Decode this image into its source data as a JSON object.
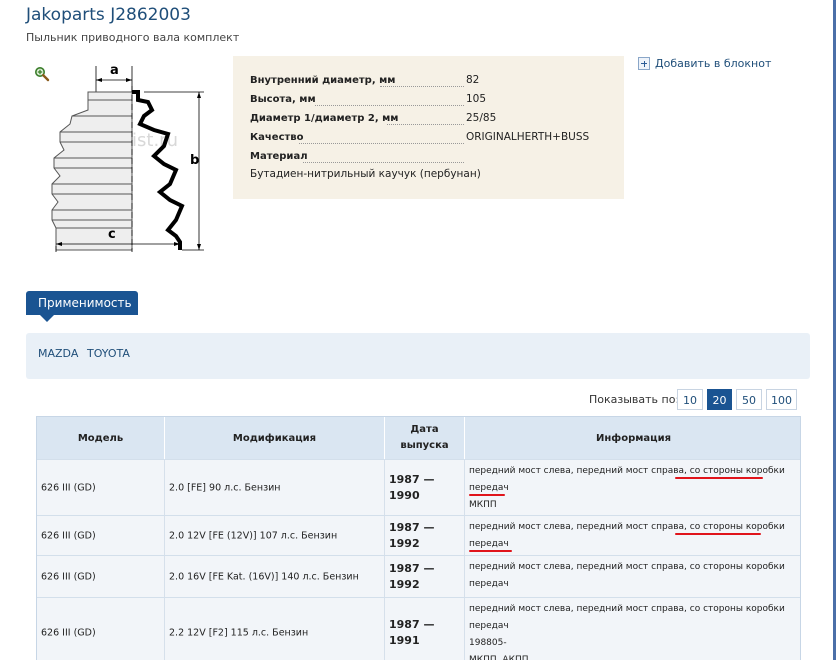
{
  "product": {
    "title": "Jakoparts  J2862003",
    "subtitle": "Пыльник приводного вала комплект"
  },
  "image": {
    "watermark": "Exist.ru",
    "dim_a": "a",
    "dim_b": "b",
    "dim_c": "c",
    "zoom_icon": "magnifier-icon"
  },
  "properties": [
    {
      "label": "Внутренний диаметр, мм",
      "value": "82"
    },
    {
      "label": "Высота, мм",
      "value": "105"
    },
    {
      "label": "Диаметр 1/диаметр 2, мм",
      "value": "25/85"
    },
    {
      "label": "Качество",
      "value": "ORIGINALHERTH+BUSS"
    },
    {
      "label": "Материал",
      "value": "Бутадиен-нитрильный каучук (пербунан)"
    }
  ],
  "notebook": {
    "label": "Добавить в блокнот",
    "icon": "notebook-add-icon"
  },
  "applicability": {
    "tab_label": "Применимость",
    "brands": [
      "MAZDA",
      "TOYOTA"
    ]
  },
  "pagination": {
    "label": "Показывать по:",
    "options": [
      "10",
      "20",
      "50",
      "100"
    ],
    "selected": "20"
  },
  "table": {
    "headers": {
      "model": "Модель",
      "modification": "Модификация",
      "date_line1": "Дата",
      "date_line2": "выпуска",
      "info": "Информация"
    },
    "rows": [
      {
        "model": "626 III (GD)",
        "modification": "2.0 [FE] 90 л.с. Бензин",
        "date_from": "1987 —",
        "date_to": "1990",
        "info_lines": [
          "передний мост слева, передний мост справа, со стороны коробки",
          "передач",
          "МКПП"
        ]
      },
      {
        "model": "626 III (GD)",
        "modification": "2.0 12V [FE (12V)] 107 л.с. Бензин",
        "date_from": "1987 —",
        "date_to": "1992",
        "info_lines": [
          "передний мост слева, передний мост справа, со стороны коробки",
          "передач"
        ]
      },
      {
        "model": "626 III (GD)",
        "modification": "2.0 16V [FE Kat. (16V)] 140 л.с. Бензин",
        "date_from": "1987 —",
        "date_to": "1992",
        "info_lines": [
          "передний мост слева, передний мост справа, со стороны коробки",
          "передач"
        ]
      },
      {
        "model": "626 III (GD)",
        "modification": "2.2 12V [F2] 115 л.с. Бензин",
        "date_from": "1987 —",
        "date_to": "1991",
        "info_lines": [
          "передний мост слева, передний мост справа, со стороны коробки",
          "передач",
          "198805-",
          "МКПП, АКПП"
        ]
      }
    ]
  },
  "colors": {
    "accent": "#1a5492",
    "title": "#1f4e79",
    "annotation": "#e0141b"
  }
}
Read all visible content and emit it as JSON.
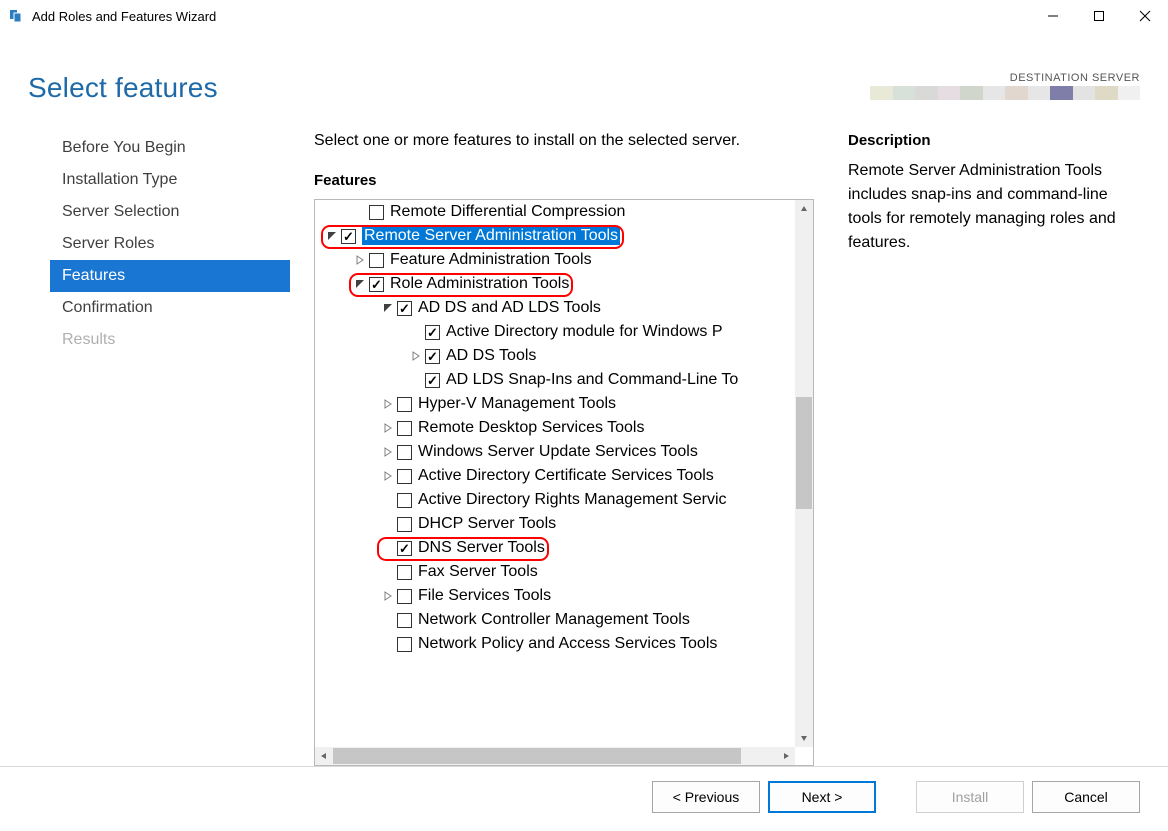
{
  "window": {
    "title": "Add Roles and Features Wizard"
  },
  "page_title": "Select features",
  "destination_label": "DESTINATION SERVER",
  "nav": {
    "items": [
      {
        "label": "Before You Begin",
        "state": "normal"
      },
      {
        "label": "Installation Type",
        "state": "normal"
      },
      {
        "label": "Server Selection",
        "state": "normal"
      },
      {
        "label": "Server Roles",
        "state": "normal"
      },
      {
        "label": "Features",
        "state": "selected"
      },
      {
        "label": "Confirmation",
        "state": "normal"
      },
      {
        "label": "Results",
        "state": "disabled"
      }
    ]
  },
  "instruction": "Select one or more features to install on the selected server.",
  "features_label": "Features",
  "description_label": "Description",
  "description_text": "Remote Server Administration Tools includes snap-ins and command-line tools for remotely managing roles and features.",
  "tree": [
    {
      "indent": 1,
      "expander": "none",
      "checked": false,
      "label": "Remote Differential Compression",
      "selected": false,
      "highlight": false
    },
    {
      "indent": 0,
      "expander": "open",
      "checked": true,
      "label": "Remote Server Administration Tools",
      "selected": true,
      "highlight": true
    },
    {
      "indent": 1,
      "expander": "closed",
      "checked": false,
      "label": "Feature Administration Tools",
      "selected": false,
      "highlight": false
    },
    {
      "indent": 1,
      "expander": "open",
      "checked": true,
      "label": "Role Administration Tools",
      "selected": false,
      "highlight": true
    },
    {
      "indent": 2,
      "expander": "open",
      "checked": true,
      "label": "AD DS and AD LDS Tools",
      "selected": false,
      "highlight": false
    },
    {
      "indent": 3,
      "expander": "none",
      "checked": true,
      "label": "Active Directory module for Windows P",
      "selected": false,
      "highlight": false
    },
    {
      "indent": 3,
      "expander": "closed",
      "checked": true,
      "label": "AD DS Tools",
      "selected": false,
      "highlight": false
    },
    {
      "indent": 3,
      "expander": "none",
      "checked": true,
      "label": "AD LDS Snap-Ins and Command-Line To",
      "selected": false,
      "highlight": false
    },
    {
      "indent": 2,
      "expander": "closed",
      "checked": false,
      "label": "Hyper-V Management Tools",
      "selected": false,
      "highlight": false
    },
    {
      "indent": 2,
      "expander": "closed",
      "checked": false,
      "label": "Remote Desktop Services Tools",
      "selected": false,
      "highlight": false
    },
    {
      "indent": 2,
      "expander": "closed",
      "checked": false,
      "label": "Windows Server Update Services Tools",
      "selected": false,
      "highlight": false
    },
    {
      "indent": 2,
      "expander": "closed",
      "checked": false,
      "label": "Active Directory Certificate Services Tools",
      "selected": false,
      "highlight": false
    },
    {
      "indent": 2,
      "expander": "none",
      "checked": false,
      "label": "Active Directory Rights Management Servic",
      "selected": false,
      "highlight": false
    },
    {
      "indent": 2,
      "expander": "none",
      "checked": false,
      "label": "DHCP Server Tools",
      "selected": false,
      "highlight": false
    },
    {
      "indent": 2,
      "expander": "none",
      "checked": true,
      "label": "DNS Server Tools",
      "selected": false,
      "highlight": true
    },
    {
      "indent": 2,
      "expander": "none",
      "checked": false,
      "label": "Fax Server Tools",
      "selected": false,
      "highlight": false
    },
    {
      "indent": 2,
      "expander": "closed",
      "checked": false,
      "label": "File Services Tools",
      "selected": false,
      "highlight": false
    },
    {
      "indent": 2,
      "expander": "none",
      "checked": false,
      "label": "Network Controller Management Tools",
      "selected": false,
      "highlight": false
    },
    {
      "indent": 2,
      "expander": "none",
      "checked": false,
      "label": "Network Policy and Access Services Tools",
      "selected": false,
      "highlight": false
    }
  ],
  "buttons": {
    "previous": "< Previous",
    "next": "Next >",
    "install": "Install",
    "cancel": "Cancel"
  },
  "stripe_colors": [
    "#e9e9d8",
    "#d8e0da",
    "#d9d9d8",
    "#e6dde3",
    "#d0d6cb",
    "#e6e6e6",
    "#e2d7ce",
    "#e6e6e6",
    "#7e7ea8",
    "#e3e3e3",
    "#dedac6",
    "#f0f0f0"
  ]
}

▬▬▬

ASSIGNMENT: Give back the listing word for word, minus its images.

EXERCISE RESPONSE:
Decode this image into its source data as a JSON object.
{
  "product": {
    "title": "Jakoparts  J2862003",
    "subtitle": "Пыльник приводного вала комплект"
  },
  "image": {
    "watermark": "Exist.ru",
    "dim_a": "a",
    "dim_b": "b",
    "dim_c": "c",
    "zoom_icon": "magnifier-icon"
  },
  "properties": [
    {
      "label": "Внутренний диаметр, мм",
      "value": "82"
    },
    {
      "label": "Высота, мм",
      "value": "105"
    },
    {
      "label": "Диаметр 1/диаметр 2, мм",
      "value": "25/85"
    },
    {
      "label": "Качество",
      "value": "ORIGINALHERTH+BUSS"
    },
    {
      "label": "Материал",
      "value": "Бутадиен-нитрильный каучук (пербунан)"
    }
  ],
  "notebook": {
    "label": "Добавить в блокнот",
    "icon": "notebook-add-icon"
  },
  "applicability": {
    "tab_label": "Применимость",
    "brands": [
      "MAZDA",
      "TOYOTA"
    ]
  },
  "pagination": {
    "label": "Показывать по:",
    "options": [
      "10",
      "20",
      "50",
      "100"
    ],
    "selected": "20"
  },
  "table": {
    "headers": {
      "model": "Модель",
      "modification": "Модификация",
      "date_line1": "Дата",
      "date_line2": "выпуска",
      "info": "Информация"
    },
    "rows": [
      {
        "model": "626 III (GD)",
        "modification": "2.0 [FE] 90 л.с. Бензин",
        "date_from": "1987 —",
        "date_to": "1990",
        "info_lines": [
          "передний мост слева, передний мост справа, со стороны коробки",
          "передач",
          "МКПП"
        ]
      },
      {
        "model": "626 III (GD)",
        "modification": "2.0 12V [FE (12V)] 107 л.с. Бензин",
        "date_from": "1987 —",
        "date_to": "1992",
        "info_lines": [
          "передний мост слева, передний мост справа, со стороны коробки",
          "передач"
        ]
      },
      {
        "model": "626 III (GD)",
        "modification": "2.0 16V [FE Kat. (16V)] 140 л.с. Бензин",
        "date_from": "1987 —",
        "date_to": "1992",
        "info_lines": [
          "передний мост слева, передний мост справа, со стороны коробки",
          "передач"
        ]
      },
      {
        "model": "626 III (GD)",
        "modification": "2.2 12V [F2] 115 л.с. Бензин",
        "date_from": "1987 —",
        "date_to": "1991",
        "info_lines": [
          "передний мост слева, передний мост справа, со стороны коробки",
          "передач",
          "198805-",
          "МКПП, АКПП"
        ]
      }
    ]
  },
  "colors": {
    "accent": "#1a5492",
    "title": "#1f4e79",
    "annotation": "#e0141b"
  }
}
Read all visible content and emit it as JSON.
{
  "window": {
    "title": "Add Roles and Features Wizard"
  },
  "page_title": "Select features",
  "destination_label": "DESTINATION SERVER",
  "nav": {
    "items": [
      {
        "label": "Before You Begin",
        "state": "normal"
      },
      {
        "label": "Installation Type",
        "state": "normal"
      },
      {
        "label": "Server Selection",
        "state": "normal"
      },
      {
        "label": "Server Roles",
        "state": "normal"
      },
      {
        "label": "Features",
        "state": "selected"
      },
      {
        "label": "Confirmation",
        "state": "normal"
      },
      {
        "label": "Results",
        "state": "disabled"
      }
    ]
  },
  "instruction": "Select one or more features to install on the selected server.",
  "features_label": "Features",
  "description_label": "Description",
  "description_text": "Remote Server Administration Tools includes snap-ins and command-line tools for remotely managing roles and features.",
  "tree": [
    {
      "indent": 1,
      "expander": "none",
      "checked": false,
      "label": "Remote Differential Compression",
      "selected": false,
      "highlight": false
    },
    {
      "indent": 0,
      "expander": "open",
      "checked": true,
      "label": "Remote Server Administration Tools",
      "selected": true,
      "highlight": true
    },
    {
      "indent": 1,
      "expander": "closed",
      "checked": false,
      "label": "Feature Administration Tools",
      "selected": false,
      "highlight": false
    },
    {
      "indent": 1,
      "expander": "open",
      "checked": true,
      "label": "Role Administration Tools",
      "selected": false,
      "highlight": true
    },
    {
      "indent": 2,
      "expander": "open",
      "checked": true,
      "label": "AD DS and AD LDS Tools",
      "selected": false,
      "highlight": false
    },
    {
      "indent": 3,
      "expander": "none",
      "checked": true,
      "label": "Active Directory module for Windows P",
      "selected": false,
      "highlight": false
    },
    {
      "indent": 3,
      "expander": "closed",
      "checked": true,
      "label": "AD DS Tools",
      "selected": false,
      "highlight": false
    },
    {
      "indent": 3,
      "expander": "none",
      "checked": true,
      "label": "AD LDS Snap-Ins and Command-Line To",
      "selected": false,
      "highlight": false
    },
    {
      "indent": 2,
      "expander": "closed",
      "checked": false,
      "label": "Hyper-V Management Tools",
      "selected": false,
      "highlight": false
    },
    {
      "indent": 2,
      "expander": "closed",
      "checked": false,
      "label": "Remote Desktop Services Tools",
      "selected": false,
      "highlight": false
    },
    {
      "indent": 2,
      "expander": "closed",
      "checked": false,
      "label": "Windows Server Update Services Tools",
      "selected": false,
      "highlight": false
    },
    {
      "indent": 2,
      "expander": "closed",
      "checked": false,
      "label": "Active Directory Certificate Services Tools",
      "selected": false,
      "highlight": false
    },
    {
      "indent": 2,
      "expander": "none",
      "checked": false,
      "label": "Active Directory Rights Management Servic",
      "selected": false,
      "highlight": false
    },
    {
      "indent": 2,
      "expander": "none",
      "checked": false,
      "label": "DHCP Server Tools",
      "selected": false,
      "highlight": false
    },
    {
      "indent": 2,
      "expander": "none",
      "checked": true,
      "label": "DNS Server Tools",
      "selected": false,
      "highlight": true
    },
    {
      "indent": 2,
      "expander": "none",
      "checked": false,
      "label": "Fax Server Tools",
      "selected": false,
      "highlight": false
    },
    {
      "indent": 2,
      "expander": "closed",
      "checked": false,
      "label": "File Services Tools",
      "selected": false,
      "highlight": false
    },
    {
      "indent": 2,
      "expander": "none",
      "checked": false,
      "label": "Network Controller Management Tools",
      "selected": false,
      "highlight": false
    },
    {
      "indent": 2,
      "expander": "none",
      "checked": false,
      "label": "Network Policy and Access Services Tools",
      "selected": false,
      "highlight": false
    }
  ],
  "buttons": {
    "previous": "< Previous",
    "next": "Next >",
    "install": "Install",
    "cancel": "Cancel"
  },
  "stripe_colors": [
    "#e9e9d8",
    "#d8e0da",
    "#d9d9d8",
    "#e6dde3",
    "#d0d6cb",
    "#e6e6e6",
    "#e2d7ce",
    "#e6e6e6",
    "#7e7ea8",
    "#e3e3e3",
    "#dedac6",
    "#f0f0f0"
  ]
}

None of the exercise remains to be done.